Ian gives a further example of this, “As we refocus our company to take on the Japanese market, we are not going to market to the same customer profile but rather examine what our strengths are, and where the opportunities are in the market: specifically, we think that there is an opportunity to create a brand focused on incorporating Hawaiian influences into traditional Japanese products, and with tea specifically, creating interesting Hawaiian-Japanese themed flavored tea products.” Cultural blending, not cultural flattening is the way forward.
A Changing Population
It’s also important to respect Japan’s internal diversity. While Japan is relatively monocultural by global terms, it is gradually diversifying, with foreign residents now representing 2.3% of the population. With these changes come different consumer wants and needs.

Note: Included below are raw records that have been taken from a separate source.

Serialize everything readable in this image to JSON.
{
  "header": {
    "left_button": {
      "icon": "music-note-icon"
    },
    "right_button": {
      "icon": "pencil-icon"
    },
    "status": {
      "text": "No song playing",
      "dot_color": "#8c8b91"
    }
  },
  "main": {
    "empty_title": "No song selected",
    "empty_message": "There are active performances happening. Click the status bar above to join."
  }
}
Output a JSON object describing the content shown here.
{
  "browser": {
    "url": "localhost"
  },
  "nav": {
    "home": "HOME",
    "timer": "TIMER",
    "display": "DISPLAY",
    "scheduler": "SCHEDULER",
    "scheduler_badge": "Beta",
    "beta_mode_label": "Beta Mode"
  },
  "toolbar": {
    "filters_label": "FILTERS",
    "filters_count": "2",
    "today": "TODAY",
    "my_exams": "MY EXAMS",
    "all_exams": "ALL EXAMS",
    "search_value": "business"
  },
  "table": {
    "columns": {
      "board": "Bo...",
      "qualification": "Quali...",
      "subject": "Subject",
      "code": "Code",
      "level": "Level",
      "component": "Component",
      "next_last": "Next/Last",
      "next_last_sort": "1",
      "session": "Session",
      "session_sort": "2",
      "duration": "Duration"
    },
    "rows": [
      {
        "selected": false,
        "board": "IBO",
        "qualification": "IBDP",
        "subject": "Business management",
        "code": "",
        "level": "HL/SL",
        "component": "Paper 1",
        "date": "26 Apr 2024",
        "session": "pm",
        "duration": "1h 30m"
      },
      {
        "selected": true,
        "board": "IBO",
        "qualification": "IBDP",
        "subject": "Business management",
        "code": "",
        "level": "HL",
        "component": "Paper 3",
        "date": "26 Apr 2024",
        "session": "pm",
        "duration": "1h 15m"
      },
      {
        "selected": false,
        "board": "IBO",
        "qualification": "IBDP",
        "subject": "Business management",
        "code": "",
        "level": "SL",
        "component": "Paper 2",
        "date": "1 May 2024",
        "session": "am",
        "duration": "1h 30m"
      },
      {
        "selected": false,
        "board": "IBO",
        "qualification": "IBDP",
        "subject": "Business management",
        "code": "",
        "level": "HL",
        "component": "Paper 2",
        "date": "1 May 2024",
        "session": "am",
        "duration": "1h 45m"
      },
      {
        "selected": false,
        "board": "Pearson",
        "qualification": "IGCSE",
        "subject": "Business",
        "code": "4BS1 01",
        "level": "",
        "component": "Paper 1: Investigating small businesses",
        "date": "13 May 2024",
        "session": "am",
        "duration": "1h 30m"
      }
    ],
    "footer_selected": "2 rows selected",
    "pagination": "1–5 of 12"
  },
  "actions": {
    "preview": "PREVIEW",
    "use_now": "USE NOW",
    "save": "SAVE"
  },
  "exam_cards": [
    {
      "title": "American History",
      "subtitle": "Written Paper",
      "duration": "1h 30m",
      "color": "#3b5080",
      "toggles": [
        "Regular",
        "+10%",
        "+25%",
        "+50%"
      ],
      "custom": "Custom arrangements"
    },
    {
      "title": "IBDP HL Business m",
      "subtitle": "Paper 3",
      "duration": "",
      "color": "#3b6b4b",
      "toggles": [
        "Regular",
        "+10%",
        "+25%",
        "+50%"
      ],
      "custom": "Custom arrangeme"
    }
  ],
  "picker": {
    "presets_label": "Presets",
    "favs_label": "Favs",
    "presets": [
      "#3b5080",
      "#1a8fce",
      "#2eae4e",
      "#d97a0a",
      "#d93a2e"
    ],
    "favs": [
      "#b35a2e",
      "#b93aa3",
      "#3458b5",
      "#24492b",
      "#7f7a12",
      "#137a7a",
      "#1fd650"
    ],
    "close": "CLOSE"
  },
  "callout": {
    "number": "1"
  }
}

Suryanarayanan makes this point, “The non-Japanese consumers in Japan, while low in number compared to the general population, tend to be more global in their outlook (for instance they are already working/living in a different country). It’s therefore important not to generalise the entire foreign population in Japan & not treat them as a homogenous group.” Emphasising that, “The communication style & messaging need to be different for Japanese & non-Japanese consumers.”
However, this works both ways- and illustrates why specific market research is so important. Julien explains that, for his particular market of nightlife and entertainment, he actually uses the same messaging and advertising content for Japanese and non Japanese attendees. “In my case, marketing and promotion is exactly the same for Japanese and non Japanese customers. I’m proposing to them a service [which allows them] to meet and interact, in as many ways as possible, (Language exchanges, cultural meetings, Dating events…).”
Everyone is looking for the same culturally-mingled experience, so the alterations Julien makes are in the building blocks of his advertising, namely the language. He promotes in a bilingual way using both Japanese and English/French. This is why context is so necessary. Julien’s business is focused on connecting and blending Japanese and non-Japanese consumers. While for an organisation targeted squarely at non-Japanese consumers in Japan the messaging may need to be totally different as Suryanarayanan suggests. No one-size fits all.
On Track For Success
Entering and succeeding in the Japanese market is a significant task for any organisation. Preparation and research are the bedrock of any successful market introduction. But with the right tools success can be effectively chased and potential pitfalls avoided. Focusing on solid language competency, understanding differences in mindset and priorities and respecting the diversity and richness of the culture a business is seeking to enter are all vital and will lead to success from day one of launch, far into the future.
Many thanks to all of the industry professionals who took part in giving their perspective for this article.
Ian Chun, Website
Steven Lejeune, Website
Suryanarayanan S., LinkedIn